◆ **ASSIGNED TASK**:
Going through the entries below, count each line that holds "pair" and give only the total.

◆ **INFORMATION GIVEN**:
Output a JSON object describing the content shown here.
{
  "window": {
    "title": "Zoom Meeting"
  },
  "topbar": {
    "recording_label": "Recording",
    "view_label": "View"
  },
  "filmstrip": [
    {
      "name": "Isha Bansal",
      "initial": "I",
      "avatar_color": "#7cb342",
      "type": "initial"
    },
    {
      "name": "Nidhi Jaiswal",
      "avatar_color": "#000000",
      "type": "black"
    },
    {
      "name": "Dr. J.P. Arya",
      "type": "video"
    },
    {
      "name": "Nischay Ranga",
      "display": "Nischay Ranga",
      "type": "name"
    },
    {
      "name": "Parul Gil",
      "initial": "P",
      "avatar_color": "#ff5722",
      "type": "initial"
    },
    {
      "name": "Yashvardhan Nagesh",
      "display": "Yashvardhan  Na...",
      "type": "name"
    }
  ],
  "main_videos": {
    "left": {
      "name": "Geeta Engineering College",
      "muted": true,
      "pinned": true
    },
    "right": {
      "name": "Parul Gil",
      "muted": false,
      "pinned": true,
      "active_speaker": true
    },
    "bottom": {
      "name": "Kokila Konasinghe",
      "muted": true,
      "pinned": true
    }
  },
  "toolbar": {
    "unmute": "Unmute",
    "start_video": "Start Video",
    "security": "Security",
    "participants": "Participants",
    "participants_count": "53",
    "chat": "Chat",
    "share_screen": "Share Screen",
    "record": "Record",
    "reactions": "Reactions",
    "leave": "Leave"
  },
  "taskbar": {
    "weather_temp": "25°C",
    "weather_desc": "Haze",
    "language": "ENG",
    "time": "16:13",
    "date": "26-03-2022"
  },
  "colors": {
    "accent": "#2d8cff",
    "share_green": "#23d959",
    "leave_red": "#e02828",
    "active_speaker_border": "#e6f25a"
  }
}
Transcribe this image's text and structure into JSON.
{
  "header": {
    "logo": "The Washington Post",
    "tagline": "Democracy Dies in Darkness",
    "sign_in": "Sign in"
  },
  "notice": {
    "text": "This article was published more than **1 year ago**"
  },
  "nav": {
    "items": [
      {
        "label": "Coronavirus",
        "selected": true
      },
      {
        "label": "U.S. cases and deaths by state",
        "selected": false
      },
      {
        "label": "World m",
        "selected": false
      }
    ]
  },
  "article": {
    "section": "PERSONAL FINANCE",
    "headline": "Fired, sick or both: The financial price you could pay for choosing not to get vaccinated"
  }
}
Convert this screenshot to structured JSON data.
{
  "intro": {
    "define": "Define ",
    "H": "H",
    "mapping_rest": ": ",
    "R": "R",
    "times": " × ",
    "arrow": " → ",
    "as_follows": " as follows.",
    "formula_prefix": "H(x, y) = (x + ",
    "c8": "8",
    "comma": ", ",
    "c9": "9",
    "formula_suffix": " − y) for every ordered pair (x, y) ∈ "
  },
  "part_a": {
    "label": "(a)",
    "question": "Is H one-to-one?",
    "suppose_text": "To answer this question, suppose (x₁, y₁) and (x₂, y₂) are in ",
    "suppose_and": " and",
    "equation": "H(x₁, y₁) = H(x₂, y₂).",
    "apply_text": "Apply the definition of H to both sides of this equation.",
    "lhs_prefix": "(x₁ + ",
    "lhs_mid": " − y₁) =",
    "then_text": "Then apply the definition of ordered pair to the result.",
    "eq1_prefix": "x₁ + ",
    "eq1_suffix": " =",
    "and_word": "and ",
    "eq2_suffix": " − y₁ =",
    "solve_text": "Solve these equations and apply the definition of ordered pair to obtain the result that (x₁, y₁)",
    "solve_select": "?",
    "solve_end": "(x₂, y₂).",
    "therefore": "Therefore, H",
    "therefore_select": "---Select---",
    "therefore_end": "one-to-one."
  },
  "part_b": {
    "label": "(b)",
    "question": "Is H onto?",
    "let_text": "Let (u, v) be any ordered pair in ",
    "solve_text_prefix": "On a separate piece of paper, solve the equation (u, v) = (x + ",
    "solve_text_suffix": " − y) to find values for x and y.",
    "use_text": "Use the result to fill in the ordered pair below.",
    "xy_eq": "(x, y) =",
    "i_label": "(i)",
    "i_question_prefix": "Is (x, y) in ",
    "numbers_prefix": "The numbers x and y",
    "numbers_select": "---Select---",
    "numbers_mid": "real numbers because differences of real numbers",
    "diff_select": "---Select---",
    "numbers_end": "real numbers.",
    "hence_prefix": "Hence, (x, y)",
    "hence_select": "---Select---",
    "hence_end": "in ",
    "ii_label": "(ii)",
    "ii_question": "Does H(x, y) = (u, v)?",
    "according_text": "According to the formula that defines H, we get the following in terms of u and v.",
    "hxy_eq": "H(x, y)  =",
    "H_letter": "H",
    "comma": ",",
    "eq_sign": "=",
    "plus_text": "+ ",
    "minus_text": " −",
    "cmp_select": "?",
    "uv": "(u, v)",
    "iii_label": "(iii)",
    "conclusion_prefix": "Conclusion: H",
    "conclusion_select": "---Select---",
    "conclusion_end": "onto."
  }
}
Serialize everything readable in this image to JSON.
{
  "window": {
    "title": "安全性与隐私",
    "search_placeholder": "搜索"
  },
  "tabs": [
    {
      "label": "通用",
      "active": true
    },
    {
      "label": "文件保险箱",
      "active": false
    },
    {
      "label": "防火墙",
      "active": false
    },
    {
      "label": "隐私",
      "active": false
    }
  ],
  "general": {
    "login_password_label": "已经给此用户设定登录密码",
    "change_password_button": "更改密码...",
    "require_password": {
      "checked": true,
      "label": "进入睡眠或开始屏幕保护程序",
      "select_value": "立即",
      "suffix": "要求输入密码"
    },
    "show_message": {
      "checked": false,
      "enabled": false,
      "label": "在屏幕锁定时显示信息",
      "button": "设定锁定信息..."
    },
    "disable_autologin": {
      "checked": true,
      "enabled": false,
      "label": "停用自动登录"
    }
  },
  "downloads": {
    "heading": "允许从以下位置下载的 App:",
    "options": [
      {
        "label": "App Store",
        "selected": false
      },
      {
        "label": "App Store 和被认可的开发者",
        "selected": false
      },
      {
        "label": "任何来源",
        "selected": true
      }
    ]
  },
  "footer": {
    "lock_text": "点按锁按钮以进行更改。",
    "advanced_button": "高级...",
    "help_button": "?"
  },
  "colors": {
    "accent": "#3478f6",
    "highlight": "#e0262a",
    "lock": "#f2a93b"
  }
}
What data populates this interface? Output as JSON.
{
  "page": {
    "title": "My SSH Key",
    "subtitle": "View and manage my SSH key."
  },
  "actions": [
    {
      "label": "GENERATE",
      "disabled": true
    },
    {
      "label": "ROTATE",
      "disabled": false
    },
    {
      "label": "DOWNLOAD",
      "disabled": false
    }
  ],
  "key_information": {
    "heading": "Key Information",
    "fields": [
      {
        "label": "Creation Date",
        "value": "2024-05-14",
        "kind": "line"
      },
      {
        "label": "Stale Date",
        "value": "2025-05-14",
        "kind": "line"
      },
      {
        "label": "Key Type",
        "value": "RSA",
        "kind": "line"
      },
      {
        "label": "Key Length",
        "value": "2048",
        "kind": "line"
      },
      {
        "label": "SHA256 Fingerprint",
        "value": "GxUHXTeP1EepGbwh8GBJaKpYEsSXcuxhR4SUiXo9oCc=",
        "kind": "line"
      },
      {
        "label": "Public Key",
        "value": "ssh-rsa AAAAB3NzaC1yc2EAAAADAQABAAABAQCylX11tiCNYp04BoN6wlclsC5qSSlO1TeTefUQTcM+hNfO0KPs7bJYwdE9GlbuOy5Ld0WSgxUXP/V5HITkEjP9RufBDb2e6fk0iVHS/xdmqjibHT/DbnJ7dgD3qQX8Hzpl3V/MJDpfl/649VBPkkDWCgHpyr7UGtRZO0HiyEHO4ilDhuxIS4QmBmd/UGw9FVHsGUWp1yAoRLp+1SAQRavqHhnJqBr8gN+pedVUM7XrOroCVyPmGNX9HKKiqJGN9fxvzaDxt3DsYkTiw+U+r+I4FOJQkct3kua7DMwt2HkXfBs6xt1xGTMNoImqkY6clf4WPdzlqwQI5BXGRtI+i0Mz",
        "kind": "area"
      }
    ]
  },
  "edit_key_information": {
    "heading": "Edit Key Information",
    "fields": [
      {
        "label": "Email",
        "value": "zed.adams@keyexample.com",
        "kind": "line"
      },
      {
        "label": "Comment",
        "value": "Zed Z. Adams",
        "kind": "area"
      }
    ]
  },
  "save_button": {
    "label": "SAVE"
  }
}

◆ **ANSWER TO THE EXERCISE**:
5